About the Author: Lorisa LaRocca, Esq. – Owner of Spark HR Consulting and Chief Legal Counsel at TalentBridge

Lorisa LaRocca, Esq. Owner of Spark HR Consulting and Chief Legal Counsel at TalentBridge

Lorisa D. LaRocca, Esq., serves as Chief Legal Counsel at TalentBridge, where she oversees all legal matters and manages the expansion of TalentBridge’s HR consulting practice in partnership with Spark HR Consulting.

With over 20 years of experience, she previously worked at Woods Oviatt Gilman LLP, where she was a partner and chaired the labor and employment practice.
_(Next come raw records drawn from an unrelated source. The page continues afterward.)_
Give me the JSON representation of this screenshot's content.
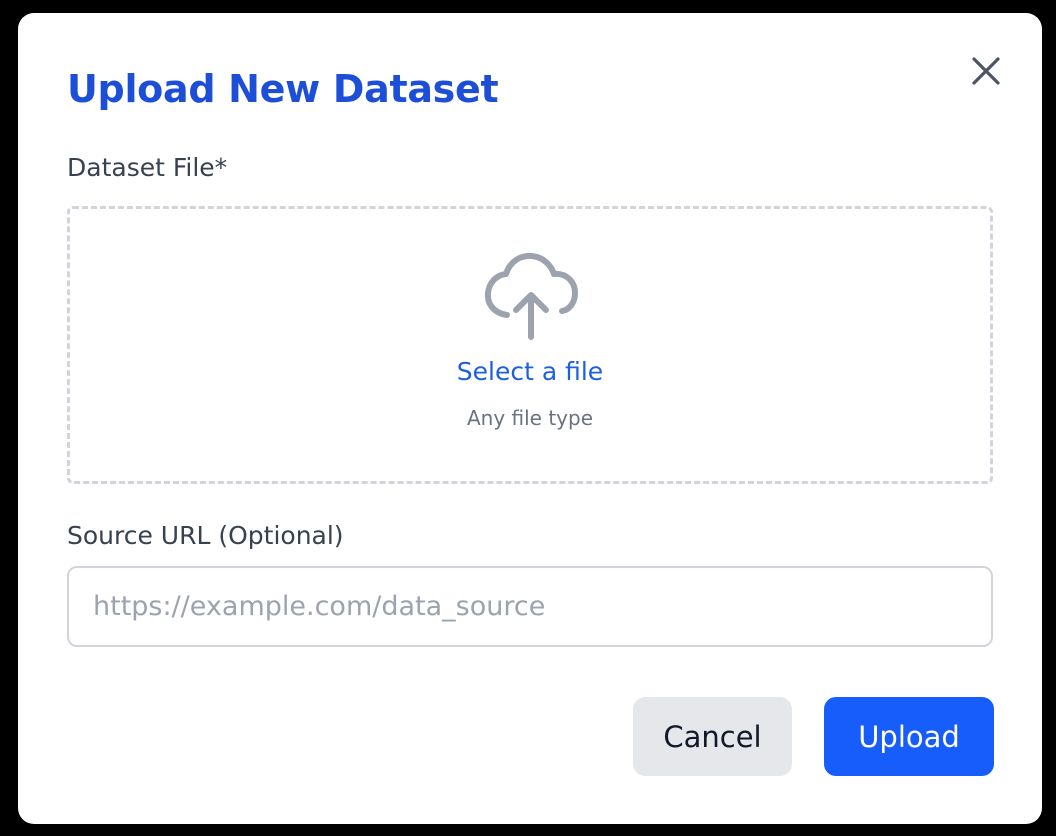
{
  "dialog": {
    "title": "Upload New Dataset",
    "close_icon": "close-icon",
    "file_field": {
      "label": "Dataset File*",
      "icon": "cloud-upload-icon",
      "select_label": "Select a file",
      "hint": "Any file type"
    },
    "url_field": {
      "label": "Source URL (Optional)",
      "value": "",
      "placeholder": "https://example.com/data_source"
    },
    "actions": {
      "cancel_label": "Cancel",
      "upload_label": "Upload"
    }
  },
  "colors": {
    "title": "#1d4ed8",
    "link": "#1d5fe0",
    "primary_button": "#165dfc",
    "secondary_button": "#e5e7eb",
    "backdrop": "#000000"
  }
}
Lorisa is also the founder of Spark HR Consulting, providing comprehensive HR services including policy development, workforce training, and DEI strategies.

Recognized in the 2022 “Best Lawyers in America” list, Lorisa holds a Juris Doctorate from SUNY Buffalo School of Law.